EXERCISE DATA -
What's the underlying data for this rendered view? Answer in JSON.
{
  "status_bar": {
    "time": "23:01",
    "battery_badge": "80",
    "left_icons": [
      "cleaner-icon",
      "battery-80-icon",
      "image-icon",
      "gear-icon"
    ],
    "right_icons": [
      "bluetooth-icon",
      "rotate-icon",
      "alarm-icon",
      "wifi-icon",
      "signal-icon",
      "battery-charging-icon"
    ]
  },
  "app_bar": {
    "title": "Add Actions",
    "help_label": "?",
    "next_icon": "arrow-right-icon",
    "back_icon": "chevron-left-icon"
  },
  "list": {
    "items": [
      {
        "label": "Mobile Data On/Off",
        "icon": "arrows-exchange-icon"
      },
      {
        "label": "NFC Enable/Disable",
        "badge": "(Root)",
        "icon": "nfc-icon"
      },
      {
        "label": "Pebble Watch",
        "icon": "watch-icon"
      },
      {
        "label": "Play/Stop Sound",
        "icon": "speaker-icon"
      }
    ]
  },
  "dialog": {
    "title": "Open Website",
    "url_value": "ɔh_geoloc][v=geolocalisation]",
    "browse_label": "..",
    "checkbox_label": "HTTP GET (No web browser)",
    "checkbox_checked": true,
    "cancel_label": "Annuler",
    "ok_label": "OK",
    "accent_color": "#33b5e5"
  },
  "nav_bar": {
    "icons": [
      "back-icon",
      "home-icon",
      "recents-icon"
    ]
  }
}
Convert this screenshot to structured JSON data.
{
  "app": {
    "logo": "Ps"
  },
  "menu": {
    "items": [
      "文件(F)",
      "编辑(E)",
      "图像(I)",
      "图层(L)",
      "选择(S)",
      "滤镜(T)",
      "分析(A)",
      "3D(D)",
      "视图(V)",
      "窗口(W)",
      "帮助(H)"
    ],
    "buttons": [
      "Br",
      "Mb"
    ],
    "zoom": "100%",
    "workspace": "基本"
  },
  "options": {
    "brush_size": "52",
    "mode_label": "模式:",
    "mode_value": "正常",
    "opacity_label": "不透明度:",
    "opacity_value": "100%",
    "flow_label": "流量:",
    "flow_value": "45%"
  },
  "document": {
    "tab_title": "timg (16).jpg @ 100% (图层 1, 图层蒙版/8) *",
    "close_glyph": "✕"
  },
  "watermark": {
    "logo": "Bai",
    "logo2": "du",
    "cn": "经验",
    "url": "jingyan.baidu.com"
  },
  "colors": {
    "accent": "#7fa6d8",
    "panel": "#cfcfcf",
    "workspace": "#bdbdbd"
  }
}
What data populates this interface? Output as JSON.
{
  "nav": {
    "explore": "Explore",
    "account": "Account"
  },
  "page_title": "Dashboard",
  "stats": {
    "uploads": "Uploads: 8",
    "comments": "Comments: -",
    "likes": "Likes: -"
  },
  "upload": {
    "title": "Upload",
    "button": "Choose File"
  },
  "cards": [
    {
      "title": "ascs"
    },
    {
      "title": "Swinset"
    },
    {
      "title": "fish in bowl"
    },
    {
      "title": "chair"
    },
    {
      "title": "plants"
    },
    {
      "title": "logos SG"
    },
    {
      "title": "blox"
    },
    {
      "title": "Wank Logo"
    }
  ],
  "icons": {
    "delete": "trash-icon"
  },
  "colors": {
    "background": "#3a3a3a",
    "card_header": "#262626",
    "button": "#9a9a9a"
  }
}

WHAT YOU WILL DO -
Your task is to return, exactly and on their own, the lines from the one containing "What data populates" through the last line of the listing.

SOLUTION FOR THIS TASK -
What data populates this interface? Output as JSON.
{
  "nav": {
    "explore": "Explore",
    "account": "Account"
  },
  "page_title": "Dashboard",
  "stats": {
    "uploads": "Uploads: 8",
    "comments": "Comments: -",
    "likes": "Likes: -"
  },
  "upload": {
    "title": "Upload",
    "button": "Choose File"
  },
  "cards": [
    {
      "title": "ascs"
    },
    {
      "title": "Swinset"
    },
    {
      "title": "fish in bowl"
    },
    {
      "title": "chair"
    },
    {
      "title": "plants"
    },
    {
      "title": "logos SG"
    },
    {
      "title": "blox"
    },
    {
      "title": "Wank Logo"
    }
  ],
  "icons": {
    "delete": "trash-icon"
  },
  "colors": {
    "background": "#3a3a3a",
    "card_header": "#262626",
    "button": "#9a9a9a"
  }
}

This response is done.